PHOENIX (Reuters) - A federal appeals court on Monday rejected a bid by Arizona to remove a block that stops the state executing a double murderer until he is provided with more information about the drugs to be used to put him to death.
The 9th U.S. Circuit Court of Appeals denied the state’s request for the full court to review the case of Joseph Wood, who had been slated to be executed on Wednesday for killing his ex-girlfriend and her father in 1989 at an automotive body shop in Tucson.
On Saturday a three-member panel of the court put the execution on hold, saying Wood was entitled to the information about the lethal injection procedure and had raised “serious questions” that his rights were being violated.
In a 2-1 decision, the panel said the 55-year-old Wood could suffer “irreparable harm” if the information were not disclosed by the state about the drugs to be used and the qualifications of the medical staff to be involved.
A spokeswoman for Arizona’s attorney general said the state planned to file an application later on Monday with U.S. Supreme Court in an attempt to lift the stay.
Wood’s attorney Dale Baich said Monday’s decision was a victory in the nationwide discussion about the death penalty.
“Without greater transparency from the state, it’s impossible for the public to engage in informed debate,” said Baich, a federal public defender, in a statement.
“We look forward to Arizona’s compliance with this ruling.”
Wood was convicted in 1991 of walking into the body shop and shooting and killing Gene Dietz, 55, the father of his estranged girlfriend. He then proceeded to another part of the shop and fatally shot former girlfriend Debbie Dietz, 29.
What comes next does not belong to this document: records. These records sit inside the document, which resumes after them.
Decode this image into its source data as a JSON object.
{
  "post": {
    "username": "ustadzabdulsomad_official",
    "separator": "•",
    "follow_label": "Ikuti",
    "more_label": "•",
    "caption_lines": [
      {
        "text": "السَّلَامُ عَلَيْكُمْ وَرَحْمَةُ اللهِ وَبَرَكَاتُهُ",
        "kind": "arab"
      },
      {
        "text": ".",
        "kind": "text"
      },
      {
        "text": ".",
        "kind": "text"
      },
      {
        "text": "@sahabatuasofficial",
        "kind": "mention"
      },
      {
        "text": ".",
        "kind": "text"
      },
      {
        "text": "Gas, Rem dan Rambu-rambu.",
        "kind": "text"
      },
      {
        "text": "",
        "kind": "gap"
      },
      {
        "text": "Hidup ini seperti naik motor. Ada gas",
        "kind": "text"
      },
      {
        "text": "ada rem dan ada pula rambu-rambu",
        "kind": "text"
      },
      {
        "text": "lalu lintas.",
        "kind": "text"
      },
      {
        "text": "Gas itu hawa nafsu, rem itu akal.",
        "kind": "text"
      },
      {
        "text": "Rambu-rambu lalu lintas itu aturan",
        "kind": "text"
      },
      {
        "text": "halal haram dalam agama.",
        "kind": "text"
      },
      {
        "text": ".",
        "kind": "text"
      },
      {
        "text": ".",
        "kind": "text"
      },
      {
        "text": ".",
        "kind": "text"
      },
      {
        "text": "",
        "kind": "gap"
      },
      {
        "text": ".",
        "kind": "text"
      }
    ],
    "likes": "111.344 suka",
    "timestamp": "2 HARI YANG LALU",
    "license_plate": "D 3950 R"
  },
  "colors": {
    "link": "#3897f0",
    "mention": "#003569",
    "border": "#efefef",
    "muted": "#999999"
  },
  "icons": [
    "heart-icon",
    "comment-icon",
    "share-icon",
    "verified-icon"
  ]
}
He is one of six death row inmates who sued Arizona last month arguing that secrecy surrounding lethal-injection drugs used in botched executions in Ohio and Oklahoma violates their constitutional rights.
Reporting by David Schwartz; Editing by Daniel Wallis and Eric Walsh